Requirement: Using the entries that follow, establish how many lines contain the word "name" and give only that figure.

Page and application data records:

---*---

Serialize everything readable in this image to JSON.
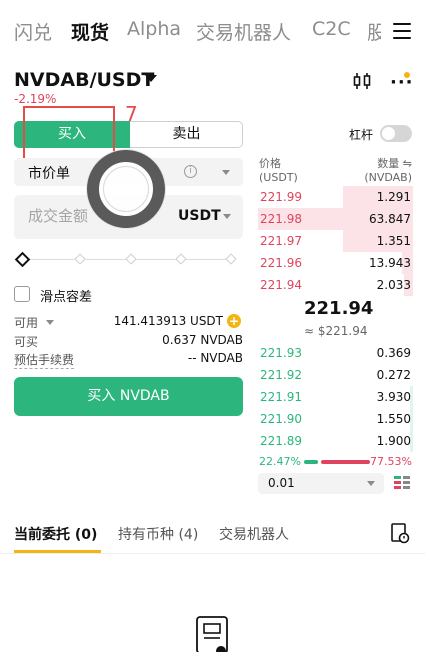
{
  "nav": {
    "tabs": [
      "闪兑",
      "现货",
      "Alpha",
      "交易机器人",
      "C2C",
      "股"
    ],
    "active": "现货"
  },
  "pair": {
    "symbol": "NVDAB/USDT",
    "change": "-2.19%"
  },
  "trade": {
    "buy_label": "买入",
    "sell_label": "卖出",
    "annotation_number": "7",
    "order_type": "市价单",
    "amount_placeholder": "成交金额",
    "amount_unit": "USDT",
    "slippage_label": "滑点容差",
    "available_label": "可用",
    "available_value": "141.413913 USDT",
    "can_buy_label": "可买",
    "can_buy_value": "0.637 NVDAB",
    "fee_label": "预估手续费",
    "fee_value": "-- NVDAB",
    "buy_button": "买入 NVDAB"
  },
  "orderbook": {
    "leverage_label": "杠杆",
    "price_header": "价格",
    "price_unit": "(USDT)",
    "qty_header": "数量",
    "qty_unit": "(NVDAB)",
    "asks": [
      {
        "price": "221.99",
        "qty": "1.291",
        "depth": 0.45
      },
      {
        "price": "221.98",
        "qty": "63.847",
        "depth": 1.0
      },
      {
        "price": "221.97",
        "qty": "1.351",
        "depth": 0.45
      },
      {
        "price": "221.96",
        "qty": "13.943",
        "depth": 0.07
      },
      {
        "price": "221.94",
        "qty": "2.033",
        "depth": 0.06
      }
    ],
    "mid_price": "221.94",
    "mid_fiat": "≈ $221.94",
    "bids": [
      {
        "price": "221.93",
        "qty": "0.369",
        "depth": 0.0
      },
      {
        "price": "221.92",
        "qty": "0.272",
        "depth": 0.0
      },
      {
        "price": "221.91",
        "qty": "3.930",
        "depth": 0.02
      },
      {
        "price": "221.90",
        "qty": "1.550",
        "depth": 0.02
      },
      {
        "price": "221.89",
        "qty": "1.900",
        "depth": 0.02
      }
    ],
    "buy_ratio": "22.47%",
    "sell_ratio": "77.53%",
    "buy_ratio_value": 22.47,
    "precision": "0.01"
  },
  "bottom_tabs": [
    "当前委托 (0)",
    "持有币种 (4)",
    "交易机器人"
  ],
  "colors": {
    "green": "#2cb67d",
    "red": "#e0445d",
    "accent": "#f3b514"
  }
}
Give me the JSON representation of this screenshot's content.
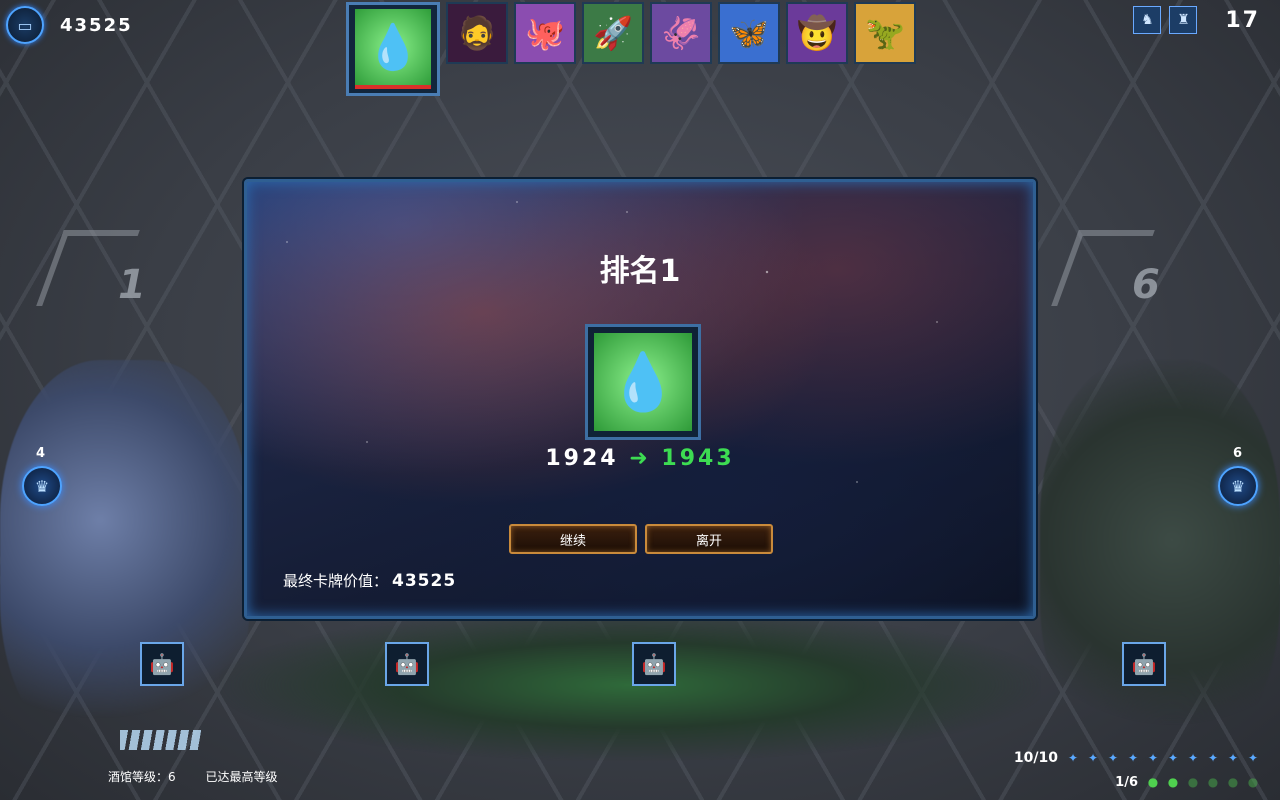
{
  "top_left": {
    "icon": "monitor-icon",
    "score": "43525"
  },
  "top_right": {
    "round": "17"
  },
  "players": [
    {
      "icon": "💧",
      "bg": "#5fd45f"
    },
    {
      "icon": "🧔",
      "bg": "#3a1b3d"
    },
    {
      "icon": "🐙",
      "bg": "#8b4db0"
    },
    {
      "icon": "🚀",
      "bg": "#3c7a46"
    },
    {
      "icon": "🦑",
      "bg": "#6c4aa0"
    },
    {
      "icon": "🦋",
      "bg": "#3a6fd0"
    },
    {
      "icon": "🤠",
      "bg": "#6b3a9a"
    },
    {
      "icon": "🦖",
      "bg": "#d8a33a"
    }
  ],
  "board": {
    "left_slot": "1",
    "right_slot": "6",
    "left_badge_count": "4",
    "right_badge_count": "6"
  },
  "modal": {
    "title": "排名1",
    "portrait_icon": "💧",
    "rating_old": "1924",
    "rating_arrow": "➜",
    "rating_new": "1943",
    "continue_label": "继续",
    "leave_label": "离开",
    "final_label": "最终卡牌价值：",
    "final_value": "43525"
  },
  "bottom": {
    "tavern_level_label": "酒馆等级：6",
    "max_level_label": "已达最高等级",
    "supply": "10/10",
    "upgrades": "1/6"
  }
}
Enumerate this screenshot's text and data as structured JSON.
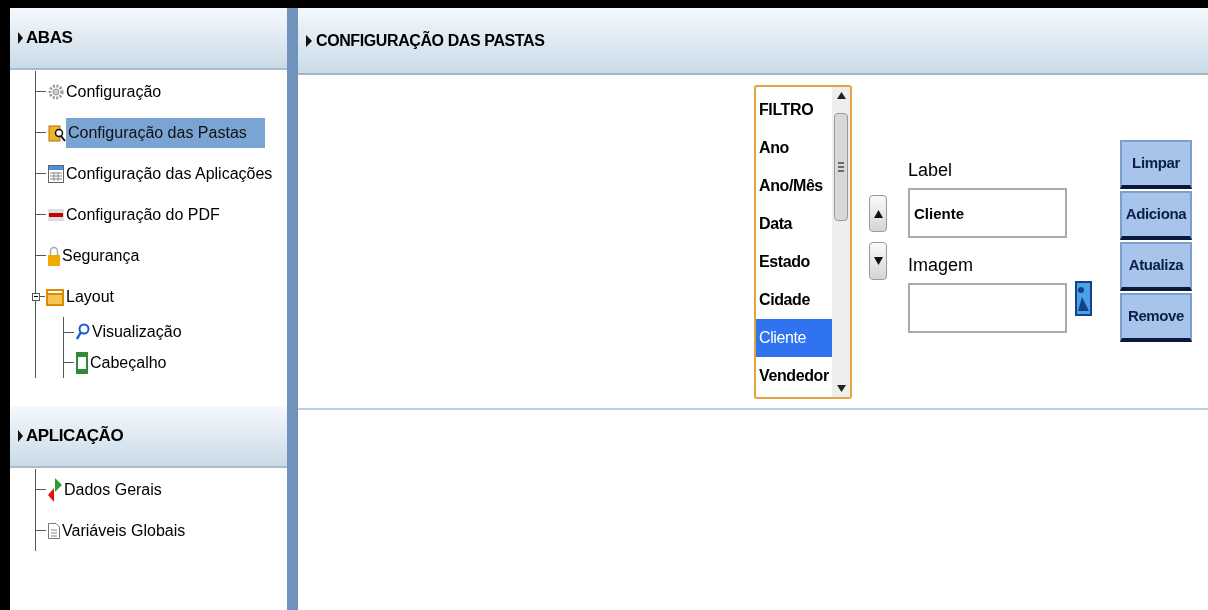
{
  "sidebar": {
    "sections": [
      {
        "title": "ABAS",
        "items": [
          {
            "label": "Configuração",
            "selected": false
          },
          {
            "label": "Configuração das Pastas",
            "selected": true
          },
          {
            "label": "Configuração das Aplicações",
            "selected": false
          },
          {
            "label": "Configuração do PDF",
            "selected": false
          },
          {
            "label": "Segurança",
            "selected": false
          },
          {
            "label": "Layout",
            "selected": false,
            "expanded": true,
            "children": [
              {
                "label": "Visualização",
                "selected": false
              },
              {
                "label": "Cabeçalho",
                "selected": false
              }
            ]
          }
        ]
      },
      {
        "title": "APLICAÇÃO",
        "items": [
          {
            "label": "Dados Gerais",
            "selected": false
          },
          {
            "label": "Variáveis Globais",
            "selected": false
          }
        ]
      }
    ]
  },
  "panel": {
    "title": "CONFIGURAÇÃO DAS PASTAS",
    "list": [
      {
        "label": "FILTRO",
        "selected": false
      },
      {
        "label": "Ano",
        "selected": false
      },
      {
        "label": "Ano/Mês",
        "selected": false
      },
      {
        "label": "Data",
        "selected": false
      },
      {
        "label": "Estado",
        "selected": false
      },
      {
        "label": "Cidade",
        "selected": false
      },
      {
        "label": "Cliente",
        "selected": true
      },
      {
        "label": "Vendedor",
        "selected": false
      }
    ],
    "label_field": {
      "label": "Label",
      "value": "Cliente"
    },
    "image_field": {
      "label": "Imagem"
    },
    "buttons": [
      "Limpar",
      "Adiciona",
      "Atualiza",
      "Remove"
    ]
  }
}
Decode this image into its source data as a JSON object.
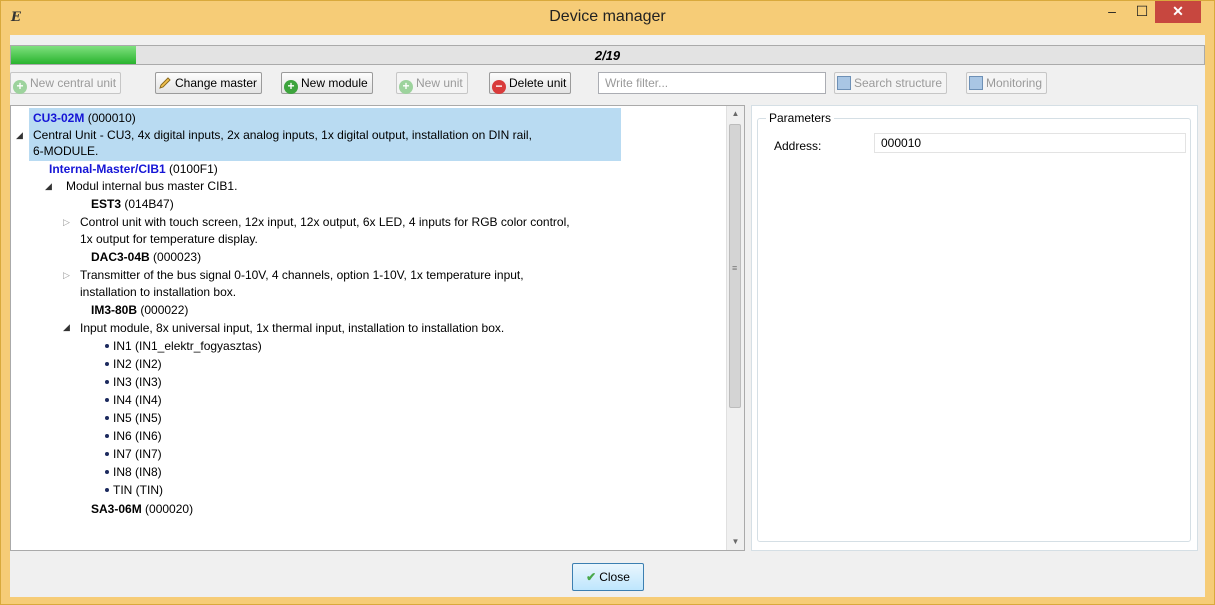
{
  "window": {
    "title": "Device manager",
    "app_icon": "E",
    "minimize": "–",
    "maximize": "☐",
    "close": "✕"
  },
  "progress": {
    "label": "2/19",
    "current": 2,
    "total": 19,
    "fraction": 0.105,
    "fill_color": "#29b32e"
  },
  "toolbar": {
    "new_central_unit": "New central unit",
    "change_master": "Change master",
    "new_module": "New module",
    "new_unit": "New unit",
    "delete_unit": "Delete unit",
    "filter_placeholder": "Write filter...",
    "search_structure": "Search structure",
    "monitoring": "Monitoring"
  },
  "tree": {
    "root": {
      "name": "CU3-02M",
      "address": "(000010)",
      "desc1": "Central Unit - CU3, 4x digital inputs, 2x analog inputs, 1x digital output, installation on DIN rail,",
      "desc2": "6-MODULE."
    },
    "master": {
      "name": "Internal-Master/CIB1",
      "address": "(0100F1)",
      "desc": "Modul internal bus master CIB1."
    },
    "est3": {
      "name": "EST3",
      "address": "(014B47)",
      "desc1": "Control unit with touch screen, 12x input, 12x output, 6x LED, 4 inputs for RGB color control,",
      "desc2": "1x output for temperature display."
    },
    "dac3": {
      "name": "DAC3-04B",
      "address": "(000023)",
      "desc1": "Transmitter of the bus signal 0-10V, 4 channels, option 1-10V, 1x temperature input,",
      "desc2": "installation to installation box."
    },
    "im3": {
      "name": "IM3-80B",
      "address": "(000022)",
      "desc": "Input module, 8x universal input, 1x thermal input, installation to installation box.",
      "inputs": [
        "IN1 (IN1_elektr_fogyasztas)",
        "IN2 (IN2)",
        "IN3 (IN3)",
        "IN4 (IN4)",
        "IN5 (IN5)",
        "IN6 (IN6)",
        "IN7 (IN7)",
        "IN8 (IN8)",
        "TIN (TIN)"
      ]
    },
    "sa3": {
      "name": "SA3-06M",
      "address": "(000020)"
    }
  },
  "parameters": {
    "legend": "Parameters",
    "address_label": "Address:",
    "address_value": "000010"
  },
  "footer": {
    "close_label": "Close"
  }
}
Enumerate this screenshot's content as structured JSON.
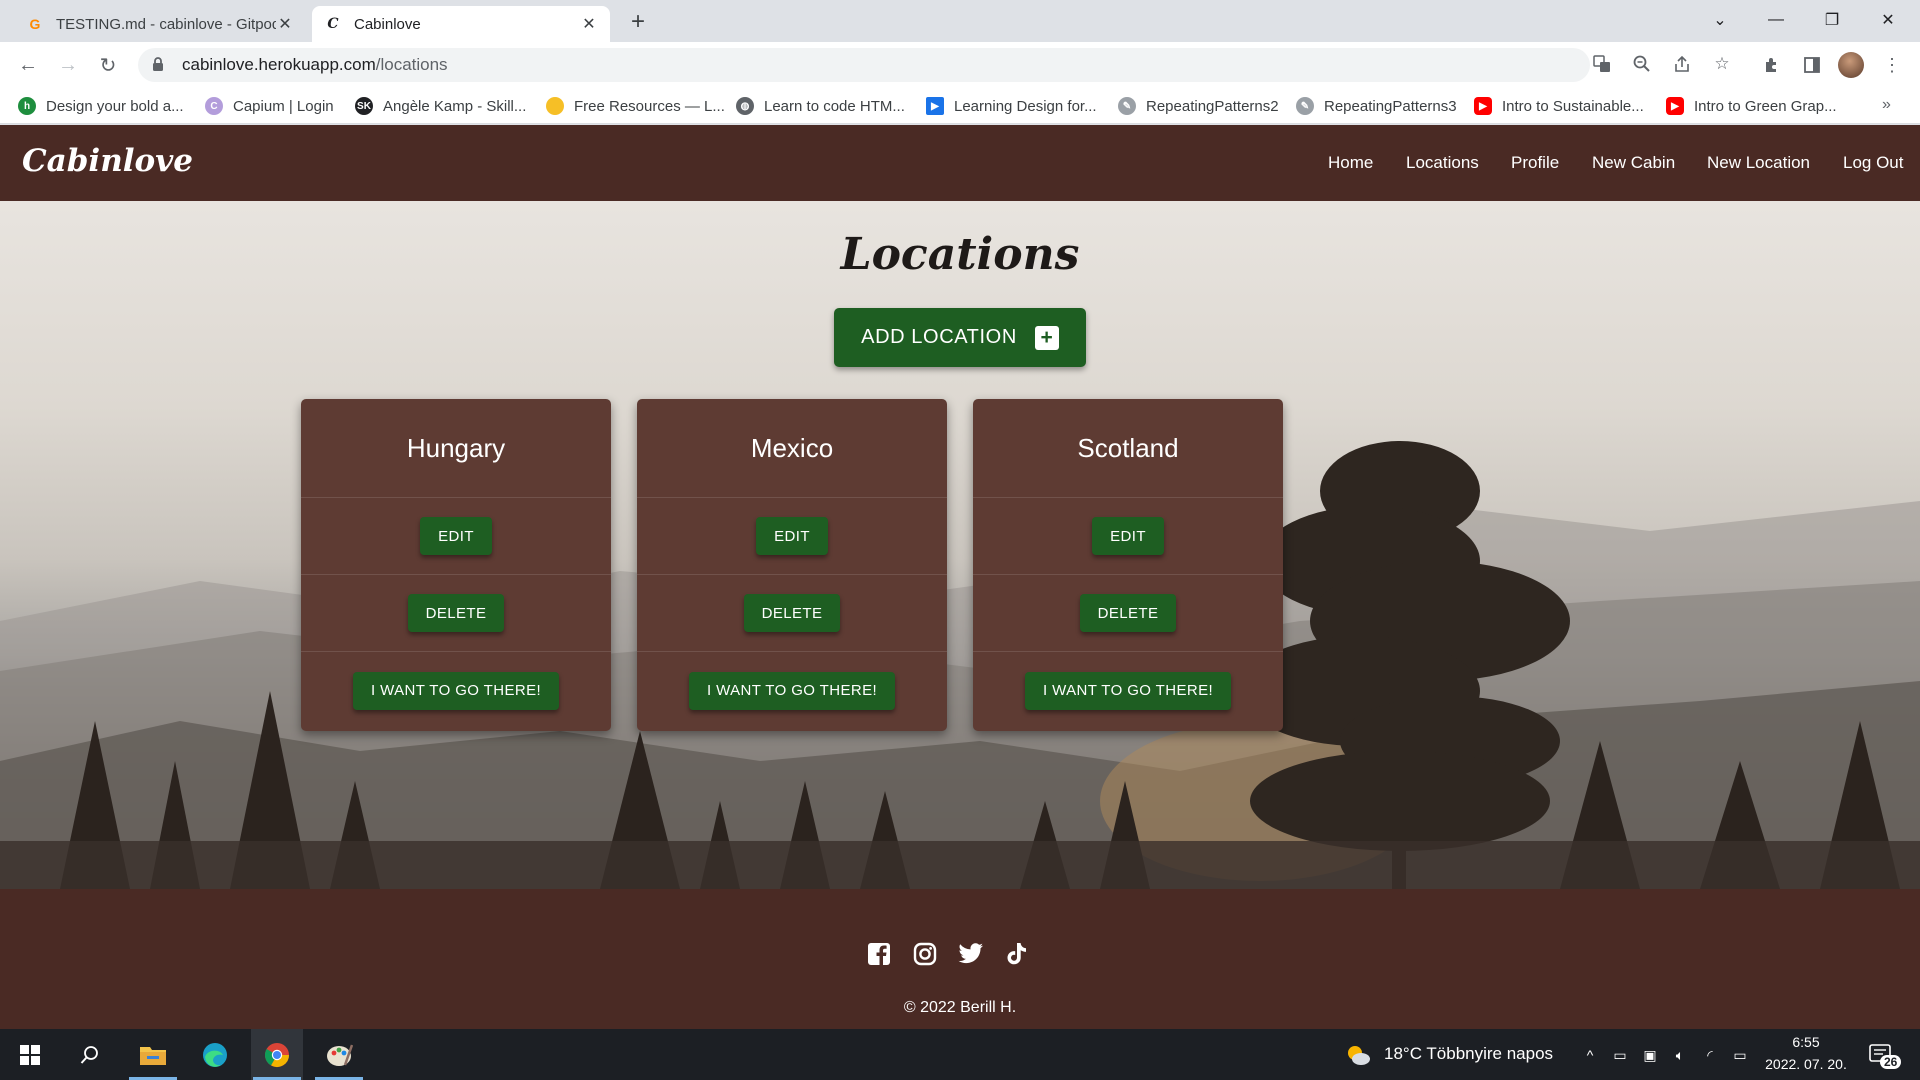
{
  "browser": {
    "tabs": [
      {
        "title": "TESTING.md - cabinlove - Gitpod",
        "close": "✕"
      },
      {
        "title": "Cabinlove",
        "close": "✕"
      }
    ],
    "new_tab": "+",
    "url_host": "cabinlove.herokuapp.com",
    "url_path": "/locations",
    "bookmarks": [
      {
        "label": "Design your bold a...",
        "icon": "bookmark-icon",
        "color": "#1e8e3e"
      },
      {
        "label": "Capium | Login",
        "icon": "bookmark-icon",
        "color": "#b39ddb"
      },
      {
        "label": "Angèle Kamp - Skill...",
        "icon": "bookmark-icon",
        "color": "#202124"
      },
      {
        "label": "Free Resources — L...",
        "icon": "bookmark-icon",
        "color": "#f6bf26"
      },
      {
        "label": "Learn to code HTM...",
        "icon": "globe-icon",
        "color": "#5f6368"
      },
      {
        "label": "Learning Design for...",
        "icon": "bookmark-icon",
        "color": "#1a73e8"
      },
      {
        "label": "RepeatingPatterns2",
        "icon": "bookmark-icon",
        "color": "#5f6368"
      },
      {
        "label": "RepeatingPatterns3",
        "icon": "bookmark-icon",
        "color": "#5f6368"
      },
      {
        "label": "Intro to Sustainable...",
        "icon": "youtube-icon",
        "color": "#ff0000"
      },
      {
        "label": "Intro to Green Grap...",
        "icon": "youtube-icon",
        "color": "#ff0000"
      }
    ],
    "bookmarks_more": "»"
  },
  "site": {
    "brand": "Cabinlove",
    "nav": [
      "Home",
      "Locations",
      "Profile",
      "New Cabin",
      "New Location",
      "Log Out"
    ],
    "page_title": "Locations",
    "add_button": "ADD LOCATION",
    "add_icon": "+",
    "locations": [
      {
        "name": "Hungary",
        "edit": "EDIT",
        "delete": "DELETE",
        "go": "I WANT TO GO THERE!"
      },
      {
        "name": "Mexico",
        "edit": "EDIT",
        "delete": "DELETE",
        "go": "I WANT TO GO THERE!"
      },
      {
        "name": "Scotland",
        "edit": "EDIT",
        "delete": "DELETE",
        "go": "I WANT TO GO THERE!"
      }
    ],
    "social_icons": [
      "facebook-icon",
      "instagram-icon",
      "twitter-icon",
      "tiktok-icon"
    ],
    "copyright": "© 2022 Berill H.",
    "colors": {
      "header": "#4a2a24",
      "card": "#5e3b33",
      "button": "#1e5e22"
    }
  },
  "taskbar": {
    "weather": "18°C  Többnyire napos",
    "time": "6:55",
    "date": "2022. 07. 20.",
    "notifications": "26"
  }
}
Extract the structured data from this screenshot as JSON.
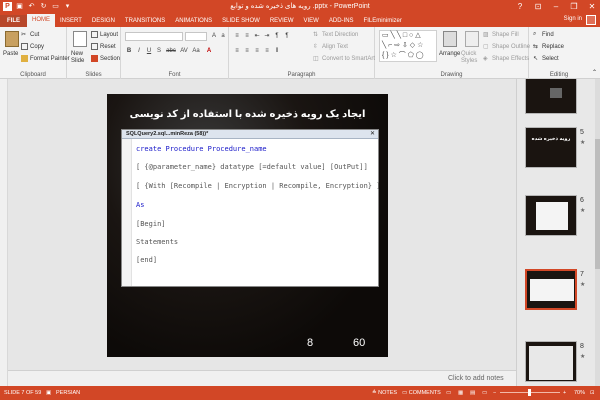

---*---

Your response: 9